What I loved about this film the most was its structured storytelling, yet it still felt organic because each of the character involved was like a mouse trying to find the way out of a maze. Steven Soderbergh, the director, presented three main fronts: Michael Douglas as a judge who became a recent leader against drugs in America, unaware of the fact that his daughter (Erika Christensen) is becoming an addict (with Topher Grace as the friend/boyfriend); Benicio Del Toro as a cop trying to catch cocaine shipments in the Mexican border, only to realize later the thin line between an ally and an enemy; and Catharine Zeta-Jones as a housewife who must make a decision on whether or not to aid her recently arrested husband for distributing drugs under the eyes of two cops (Don Cheadle and Luis Guzman) who keep following her everywhere. Each of those vignettes were equally interesting so I was excited whenever the picture would jump from one to another. I also noticed Soderbergh’s excellent use of warm and cool colors. At first I thought whenever the cool colors appeared, it meant that we were seeing the story from a good guys’ perspective and the warm colors meant from the bad guys’. But I was proven wrong just as quickly that it wasn’t that simple because, whenever it came to drugs, the good guys must confront their inner demons and choose the difficult choices over the right choices. The moral implications of each characters’ decisions kept piling up to the point where I was somewhat overwhelmed (in a good way) and it was hard for me to root for anyone for that matter. There’s a sense of realism about these characters and I was impressed because most pictures I’ve seen about drugs themselves or the war on drugs mostly involve crooked cops and gun-wielding, savvy-talking gangsters. In here, Soderbergh let his characters be actual people and there was a certain unpredictability to it. I think with another viewing in the future, I’ll come to love this film that much more.
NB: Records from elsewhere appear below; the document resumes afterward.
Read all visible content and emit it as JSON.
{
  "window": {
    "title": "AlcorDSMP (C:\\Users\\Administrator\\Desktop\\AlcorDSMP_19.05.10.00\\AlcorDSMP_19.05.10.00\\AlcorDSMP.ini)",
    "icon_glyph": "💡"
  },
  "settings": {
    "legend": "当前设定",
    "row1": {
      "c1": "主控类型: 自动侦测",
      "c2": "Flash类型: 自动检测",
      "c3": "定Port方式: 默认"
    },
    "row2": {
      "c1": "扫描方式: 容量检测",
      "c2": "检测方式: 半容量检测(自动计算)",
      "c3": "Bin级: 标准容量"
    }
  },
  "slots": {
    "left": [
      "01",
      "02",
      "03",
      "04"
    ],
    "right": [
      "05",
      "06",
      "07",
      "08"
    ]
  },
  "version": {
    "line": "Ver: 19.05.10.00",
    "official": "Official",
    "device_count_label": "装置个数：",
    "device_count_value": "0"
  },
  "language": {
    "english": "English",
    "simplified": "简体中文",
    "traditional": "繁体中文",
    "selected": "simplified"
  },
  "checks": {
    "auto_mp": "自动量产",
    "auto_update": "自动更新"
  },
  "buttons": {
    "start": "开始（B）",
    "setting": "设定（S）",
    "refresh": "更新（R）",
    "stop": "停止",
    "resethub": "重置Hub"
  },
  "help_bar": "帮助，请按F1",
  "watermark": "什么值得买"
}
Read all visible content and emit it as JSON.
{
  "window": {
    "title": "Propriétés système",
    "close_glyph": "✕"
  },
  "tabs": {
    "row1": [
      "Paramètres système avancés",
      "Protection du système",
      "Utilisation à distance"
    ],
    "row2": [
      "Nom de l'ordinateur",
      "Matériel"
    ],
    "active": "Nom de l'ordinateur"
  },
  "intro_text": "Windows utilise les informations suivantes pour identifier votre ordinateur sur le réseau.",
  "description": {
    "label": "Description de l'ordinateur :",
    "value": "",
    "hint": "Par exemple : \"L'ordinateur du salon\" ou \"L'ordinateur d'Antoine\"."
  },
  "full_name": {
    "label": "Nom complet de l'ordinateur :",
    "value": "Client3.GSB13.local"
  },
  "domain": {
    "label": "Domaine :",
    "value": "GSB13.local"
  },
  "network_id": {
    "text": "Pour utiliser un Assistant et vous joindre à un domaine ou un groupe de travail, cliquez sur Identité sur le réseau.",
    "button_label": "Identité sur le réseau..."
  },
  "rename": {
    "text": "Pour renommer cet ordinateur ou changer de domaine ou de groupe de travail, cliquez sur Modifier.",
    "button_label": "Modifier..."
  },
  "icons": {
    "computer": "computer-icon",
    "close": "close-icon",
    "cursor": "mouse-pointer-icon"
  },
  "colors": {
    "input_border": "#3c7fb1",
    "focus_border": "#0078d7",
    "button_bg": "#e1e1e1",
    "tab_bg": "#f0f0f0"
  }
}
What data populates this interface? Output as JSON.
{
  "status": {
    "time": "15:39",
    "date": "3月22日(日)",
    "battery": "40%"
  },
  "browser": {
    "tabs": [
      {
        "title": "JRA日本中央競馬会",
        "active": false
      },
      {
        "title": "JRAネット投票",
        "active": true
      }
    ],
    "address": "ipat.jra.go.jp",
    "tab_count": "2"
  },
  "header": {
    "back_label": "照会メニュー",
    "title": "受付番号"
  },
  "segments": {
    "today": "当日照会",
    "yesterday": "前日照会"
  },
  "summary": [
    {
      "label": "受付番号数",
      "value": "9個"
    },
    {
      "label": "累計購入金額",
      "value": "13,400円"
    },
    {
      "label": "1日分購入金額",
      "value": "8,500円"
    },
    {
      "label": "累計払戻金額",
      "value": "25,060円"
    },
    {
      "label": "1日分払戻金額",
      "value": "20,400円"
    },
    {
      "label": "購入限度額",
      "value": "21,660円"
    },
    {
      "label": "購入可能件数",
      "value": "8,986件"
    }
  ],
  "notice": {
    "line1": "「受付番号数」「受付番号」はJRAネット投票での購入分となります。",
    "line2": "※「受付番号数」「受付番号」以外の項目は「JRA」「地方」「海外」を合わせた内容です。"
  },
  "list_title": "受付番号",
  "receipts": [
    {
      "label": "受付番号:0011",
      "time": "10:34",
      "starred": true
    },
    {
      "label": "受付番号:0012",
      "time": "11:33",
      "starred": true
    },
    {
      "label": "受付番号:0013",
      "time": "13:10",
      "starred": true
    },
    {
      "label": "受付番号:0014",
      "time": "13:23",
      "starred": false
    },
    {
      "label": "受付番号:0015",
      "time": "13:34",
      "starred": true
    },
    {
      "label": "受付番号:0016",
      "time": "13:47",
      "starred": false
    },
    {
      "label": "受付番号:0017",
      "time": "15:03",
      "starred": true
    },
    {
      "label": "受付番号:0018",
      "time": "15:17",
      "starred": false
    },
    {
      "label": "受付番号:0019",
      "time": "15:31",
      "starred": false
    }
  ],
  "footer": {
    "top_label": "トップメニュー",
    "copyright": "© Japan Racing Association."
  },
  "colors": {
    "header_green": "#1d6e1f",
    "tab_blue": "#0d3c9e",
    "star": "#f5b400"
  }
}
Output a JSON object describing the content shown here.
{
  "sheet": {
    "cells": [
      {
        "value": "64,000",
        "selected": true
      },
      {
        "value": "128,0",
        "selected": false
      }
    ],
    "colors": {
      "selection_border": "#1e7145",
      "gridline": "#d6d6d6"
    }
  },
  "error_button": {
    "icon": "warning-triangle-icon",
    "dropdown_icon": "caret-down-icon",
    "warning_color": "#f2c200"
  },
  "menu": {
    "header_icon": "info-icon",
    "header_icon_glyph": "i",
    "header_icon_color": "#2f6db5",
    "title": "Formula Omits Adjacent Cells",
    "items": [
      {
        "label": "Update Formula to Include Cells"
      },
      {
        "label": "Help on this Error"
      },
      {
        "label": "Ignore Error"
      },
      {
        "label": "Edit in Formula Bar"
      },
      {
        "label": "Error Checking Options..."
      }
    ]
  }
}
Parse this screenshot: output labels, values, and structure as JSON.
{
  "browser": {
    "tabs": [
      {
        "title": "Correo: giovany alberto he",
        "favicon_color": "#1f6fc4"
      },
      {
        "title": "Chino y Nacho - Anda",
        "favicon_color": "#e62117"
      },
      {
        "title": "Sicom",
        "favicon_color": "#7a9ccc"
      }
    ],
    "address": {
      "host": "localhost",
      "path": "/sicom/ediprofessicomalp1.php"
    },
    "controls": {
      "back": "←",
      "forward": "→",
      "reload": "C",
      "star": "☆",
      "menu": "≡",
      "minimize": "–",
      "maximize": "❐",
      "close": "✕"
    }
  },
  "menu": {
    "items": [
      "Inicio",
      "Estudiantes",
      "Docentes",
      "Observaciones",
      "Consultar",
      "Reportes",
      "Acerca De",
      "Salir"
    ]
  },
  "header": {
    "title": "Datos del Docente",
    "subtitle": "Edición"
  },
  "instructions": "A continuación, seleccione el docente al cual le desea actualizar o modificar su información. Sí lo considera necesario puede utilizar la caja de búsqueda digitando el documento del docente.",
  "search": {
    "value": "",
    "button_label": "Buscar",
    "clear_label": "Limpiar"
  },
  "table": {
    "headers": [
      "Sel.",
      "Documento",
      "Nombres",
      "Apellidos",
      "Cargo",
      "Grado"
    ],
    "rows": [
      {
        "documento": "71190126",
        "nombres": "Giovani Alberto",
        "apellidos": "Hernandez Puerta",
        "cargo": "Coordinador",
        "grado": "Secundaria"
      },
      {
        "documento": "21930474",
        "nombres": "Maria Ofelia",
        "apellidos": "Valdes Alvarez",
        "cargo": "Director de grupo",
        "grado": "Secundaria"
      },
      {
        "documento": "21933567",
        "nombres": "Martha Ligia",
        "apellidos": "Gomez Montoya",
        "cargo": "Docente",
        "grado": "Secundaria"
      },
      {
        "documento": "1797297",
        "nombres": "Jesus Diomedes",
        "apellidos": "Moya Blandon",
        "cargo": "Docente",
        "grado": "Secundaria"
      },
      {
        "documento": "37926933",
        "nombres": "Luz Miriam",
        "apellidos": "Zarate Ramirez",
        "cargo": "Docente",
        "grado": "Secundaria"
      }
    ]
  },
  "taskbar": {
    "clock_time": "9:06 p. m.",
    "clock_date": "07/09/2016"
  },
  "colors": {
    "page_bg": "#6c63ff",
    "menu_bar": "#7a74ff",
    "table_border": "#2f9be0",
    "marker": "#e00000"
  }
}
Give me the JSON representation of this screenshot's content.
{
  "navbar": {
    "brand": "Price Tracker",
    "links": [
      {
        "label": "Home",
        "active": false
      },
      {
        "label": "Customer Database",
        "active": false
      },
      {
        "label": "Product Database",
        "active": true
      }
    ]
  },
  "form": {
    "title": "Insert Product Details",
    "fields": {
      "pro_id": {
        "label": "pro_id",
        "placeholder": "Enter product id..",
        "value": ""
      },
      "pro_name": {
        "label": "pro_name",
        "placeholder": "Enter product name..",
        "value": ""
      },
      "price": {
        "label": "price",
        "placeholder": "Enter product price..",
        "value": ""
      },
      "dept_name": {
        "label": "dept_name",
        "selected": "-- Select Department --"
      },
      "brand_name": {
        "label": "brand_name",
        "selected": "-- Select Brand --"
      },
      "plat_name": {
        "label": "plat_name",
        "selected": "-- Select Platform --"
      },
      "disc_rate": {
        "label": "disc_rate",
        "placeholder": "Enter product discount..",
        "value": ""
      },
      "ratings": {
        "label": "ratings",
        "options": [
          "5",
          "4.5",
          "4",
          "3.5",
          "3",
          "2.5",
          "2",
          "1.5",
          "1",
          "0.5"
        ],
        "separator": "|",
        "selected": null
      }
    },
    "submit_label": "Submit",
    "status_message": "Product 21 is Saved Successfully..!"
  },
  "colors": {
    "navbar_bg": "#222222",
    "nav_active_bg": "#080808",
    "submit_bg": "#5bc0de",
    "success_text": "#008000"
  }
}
Although there may have been some things that I didn’t understand, such as some of the legal concepts and the intricacies among the hierarchy of drug bosses and henchmen, I can admit that this was a rich, extremely layered picture worth viewing at least once.